The views, opinions and positions expressed by these authors and blogs are theirs and do not necessarily represent that of the Bioethics Research Library and Kennedy Institute of Ethics or Georgetown University.

Bioethics Blogs

Guest Post: No fortune of birth

Nick Shackel
Cardiff University

Suppose you are born with valuable talents or to wealthy parents. What is added if we say that your talents or wealth are a fortune of birth? I say, nothing! This is merely a misleading way of repeating that you were born with good possessions. It is misleading because it seeks to insinuate what requires proof and in fact, as I shall now show, cannot be proved.

What this statement seeks to insinuate is used as a premise in an argument that you do not deserve the advantages you accrue because of the good possessions you were born with. To deserve the advantages you would have to deserve the good possessions and you do not deserve the good possessions because it is mere luck that you possess them, because those possessions are a fortune of birth.

Now there are later steps in this argument that can be resisted. It need not be true that advantages that flow from possessions acquired by luck are undeserved, although at this point one might want to distinguish desert and entitlement. That, however, is not what I wish to consider here. I am concerned with the first step.

First of all, the phrase ‘fortune of birth’ is ambiguous between the meaning needed by the proponent of this argument, a meaning that entails what is had by fortune of birth is had by mere luck, and a meaning that simply refers generally to good possessions had at birth. This ambiguity makes the argument a fallacy by equivocation without some proof that good possessions had at birth are possessed through mere luck.

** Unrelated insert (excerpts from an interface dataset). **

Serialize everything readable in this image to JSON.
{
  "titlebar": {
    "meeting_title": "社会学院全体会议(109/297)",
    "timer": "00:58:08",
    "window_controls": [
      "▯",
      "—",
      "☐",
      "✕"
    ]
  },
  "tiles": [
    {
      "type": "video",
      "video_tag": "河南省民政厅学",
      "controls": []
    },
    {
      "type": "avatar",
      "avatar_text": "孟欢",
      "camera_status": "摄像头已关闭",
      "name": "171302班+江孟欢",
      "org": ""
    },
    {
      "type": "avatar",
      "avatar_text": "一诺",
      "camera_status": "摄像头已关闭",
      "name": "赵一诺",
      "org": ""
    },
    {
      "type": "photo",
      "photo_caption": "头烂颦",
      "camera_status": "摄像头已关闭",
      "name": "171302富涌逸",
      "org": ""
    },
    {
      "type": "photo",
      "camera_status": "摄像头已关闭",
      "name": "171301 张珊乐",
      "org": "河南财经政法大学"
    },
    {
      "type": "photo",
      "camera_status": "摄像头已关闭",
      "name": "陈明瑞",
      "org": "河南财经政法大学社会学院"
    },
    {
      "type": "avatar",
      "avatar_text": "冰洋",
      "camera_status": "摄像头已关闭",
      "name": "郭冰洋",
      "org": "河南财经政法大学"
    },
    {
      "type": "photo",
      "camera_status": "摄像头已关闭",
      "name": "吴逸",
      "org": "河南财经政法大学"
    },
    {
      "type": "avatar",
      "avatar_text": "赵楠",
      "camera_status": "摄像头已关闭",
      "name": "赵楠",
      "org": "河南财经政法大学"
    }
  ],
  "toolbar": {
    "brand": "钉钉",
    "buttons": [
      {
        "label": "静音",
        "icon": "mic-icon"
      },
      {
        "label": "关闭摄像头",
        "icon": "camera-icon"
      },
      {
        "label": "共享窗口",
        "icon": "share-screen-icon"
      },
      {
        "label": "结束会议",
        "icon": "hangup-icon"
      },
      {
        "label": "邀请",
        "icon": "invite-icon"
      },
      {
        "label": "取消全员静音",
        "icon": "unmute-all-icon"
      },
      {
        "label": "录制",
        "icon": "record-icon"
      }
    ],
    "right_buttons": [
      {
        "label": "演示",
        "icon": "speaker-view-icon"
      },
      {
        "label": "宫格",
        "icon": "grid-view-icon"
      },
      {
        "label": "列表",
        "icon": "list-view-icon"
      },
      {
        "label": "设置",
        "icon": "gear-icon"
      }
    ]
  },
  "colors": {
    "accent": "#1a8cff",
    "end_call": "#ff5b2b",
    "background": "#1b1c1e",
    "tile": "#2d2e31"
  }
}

The views, opinions and positions expressed by these authors and blogs are theirs and do not necessarily represent that of the Bioethics Research Library and Kennedy Institute of Ethics or Georgetown University.